In addition to works by local artists like Kay O'Rourke and Robin Dare, there are also pieces by artists featured in recent Jundt shows, including Wendy Franklund Miller and Robert Gilmore. New discoveries among up-and-coming regional artists also pop up, including Scott Kolbo's dark visions and Kevin Haas's fascinating Residue of Labor. His photo-lithograph of the Empire State Building, for example, tells an intriguing story. Completed in 1931 and constructed of Indiana limestone, the Empire State Building is once again, sadly, the tallest building in New York. Haas, who now teaches printmaking at WSU, finished his piece by sprinkling it with limestone dust from the exact same Indiana quarry.
It's fitting perhaps, that the last wall of the show is devoted to the eight panels of Jacob Lawrence's Eight Studies for the Book of Genesis. His distinctive, stylized images of a Baptist church in full sermon fervor hearken more to the Harlem choirs of his childhood than to his years as a professor of art at the University of Washington, but there's no denying their importance. Combining three processes (silkscreen, chine colle and lithography), the series appropriately ends on this apropos note: "Creation was done and all was well."
All the farms I remember from growing up in North Idaho and Eastern Washington were not what you'd call stylish. In fact, what I do remember are blocky sofas covered in that ubiquitous mauve upholstery, copper Jell-O molds lining the kitche

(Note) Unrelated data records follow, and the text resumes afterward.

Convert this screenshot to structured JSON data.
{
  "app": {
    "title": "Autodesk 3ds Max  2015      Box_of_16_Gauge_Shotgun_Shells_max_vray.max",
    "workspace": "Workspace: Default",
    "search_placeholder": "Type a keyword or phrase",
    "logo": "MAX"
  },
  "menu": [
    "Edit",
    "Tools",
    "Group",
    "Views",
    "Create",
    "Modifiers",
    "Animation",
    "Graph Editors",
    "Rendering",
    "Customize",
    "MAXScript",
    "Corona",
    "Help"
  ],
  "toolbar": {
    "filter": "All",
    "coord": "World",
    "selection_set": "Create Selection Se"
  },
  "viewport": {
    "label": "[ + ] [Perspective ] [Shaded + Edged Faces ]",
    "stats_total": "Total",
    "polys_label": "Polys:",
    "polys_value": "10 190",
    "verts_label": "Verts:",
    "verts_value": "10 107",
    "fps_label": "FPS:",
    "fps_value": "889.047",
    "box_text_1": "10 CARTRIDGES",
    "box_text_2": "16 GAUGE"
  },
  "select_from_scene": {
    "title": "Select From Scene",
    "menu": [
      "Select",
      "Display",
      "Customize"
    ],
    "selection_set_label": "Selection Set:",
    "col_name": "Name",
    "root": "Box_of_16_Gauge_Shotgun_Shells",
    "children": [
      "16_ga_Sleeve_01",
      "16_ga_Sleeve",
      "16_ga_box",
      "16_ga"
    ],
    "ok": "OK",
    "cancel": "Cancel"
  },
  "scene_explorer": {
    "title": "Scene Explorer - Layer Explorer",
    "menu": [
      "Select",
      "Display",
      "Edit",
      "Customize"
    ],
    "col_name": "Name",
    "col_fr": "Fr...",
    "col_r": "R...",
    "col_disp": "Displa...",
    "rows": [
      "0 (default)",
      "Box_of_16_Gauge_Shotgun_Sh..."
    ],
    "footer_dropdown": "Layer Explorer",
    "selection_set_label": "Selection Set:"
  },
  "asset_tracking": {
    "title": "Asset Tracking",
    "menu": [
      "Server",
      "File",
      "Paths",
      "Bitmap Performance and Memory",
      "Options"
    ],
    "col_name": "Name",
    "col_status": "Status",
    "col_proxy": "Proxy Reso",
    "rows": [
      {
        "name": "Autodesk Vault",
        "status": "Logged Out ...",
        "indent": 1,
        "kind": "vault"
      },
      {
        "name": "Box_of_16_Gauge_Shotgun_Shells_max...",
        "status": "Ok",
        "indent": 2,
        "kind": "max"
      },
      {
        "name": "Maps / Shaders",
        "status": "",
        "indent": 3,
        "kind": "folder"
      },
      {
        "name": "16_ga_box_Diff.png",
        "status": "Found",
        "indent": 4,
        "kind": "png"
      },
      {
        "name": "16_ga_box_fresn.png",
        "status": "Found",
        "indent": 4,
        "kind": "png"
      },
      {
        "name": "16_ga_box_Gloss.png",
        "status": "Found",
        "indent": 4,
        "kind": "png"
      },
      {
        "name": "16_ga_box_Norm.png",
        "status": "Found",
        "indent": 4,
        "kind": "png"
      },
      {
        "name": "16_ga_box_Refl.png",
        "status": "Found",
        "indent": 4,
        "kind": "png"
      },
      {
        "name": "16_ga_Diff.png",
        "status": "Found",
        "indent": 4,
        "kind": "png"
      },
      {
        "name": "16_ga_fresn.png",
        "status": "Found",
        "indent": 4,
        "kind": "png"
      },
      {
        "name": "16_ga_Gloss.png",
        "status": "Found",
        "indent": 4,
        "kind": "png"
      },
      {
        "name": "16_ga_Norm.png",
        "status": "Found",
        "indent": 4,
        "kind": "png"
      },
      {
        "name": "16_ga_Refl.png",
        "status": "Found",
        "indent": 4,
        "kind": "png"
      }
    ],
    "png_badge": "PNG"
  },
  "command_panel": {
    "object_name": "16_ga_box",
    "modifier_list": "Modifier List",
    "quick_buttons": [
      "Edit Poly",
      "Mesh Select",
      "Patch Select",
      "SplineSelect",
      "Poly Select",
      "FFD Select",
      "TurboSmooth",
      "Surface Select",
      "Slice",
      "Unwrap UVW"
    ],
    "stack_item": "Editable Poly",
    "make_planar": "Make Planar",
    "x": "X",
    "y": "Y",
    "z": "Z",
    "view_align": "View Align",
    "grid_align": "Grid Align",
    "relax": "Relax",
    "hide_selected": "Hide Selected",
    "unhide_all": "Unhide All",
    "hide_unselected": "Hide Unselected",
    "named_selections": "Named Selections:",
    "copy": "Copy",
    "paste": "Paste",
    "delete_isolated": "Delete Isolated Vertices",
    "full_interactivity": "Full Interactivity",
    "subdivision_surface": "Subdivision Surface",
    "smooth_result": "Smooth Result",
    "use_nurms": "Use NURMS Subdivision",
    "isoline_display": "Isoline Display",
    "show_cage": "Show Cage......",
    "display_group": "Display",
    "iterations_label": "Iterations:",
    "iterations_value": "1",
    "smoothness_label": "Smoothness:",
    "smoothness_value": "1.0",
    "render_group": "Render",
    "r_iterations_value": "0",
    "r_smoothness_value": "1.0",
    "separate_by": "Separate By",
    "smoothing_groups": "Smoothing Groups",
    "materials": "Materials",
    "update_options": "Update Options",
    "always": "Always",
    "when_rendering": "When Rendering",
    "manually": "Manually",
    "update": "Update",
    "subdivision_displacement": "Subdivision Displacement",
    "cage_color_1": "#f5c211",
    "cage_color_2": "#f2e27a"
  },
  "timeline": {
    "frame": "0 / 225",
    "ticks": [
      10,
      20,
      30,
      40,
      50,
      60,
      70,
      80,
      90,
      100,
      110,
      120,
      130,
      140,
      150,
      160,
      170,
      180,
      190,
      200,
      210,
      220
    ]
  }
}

First things first. Author Claire Rudolf Murphy has it on good authority that "Sacajawea" is pronounced the way we've always done it here in the Inland Northwest. Soft "j" sound, accents on the first and fourth syllables. Of course now, his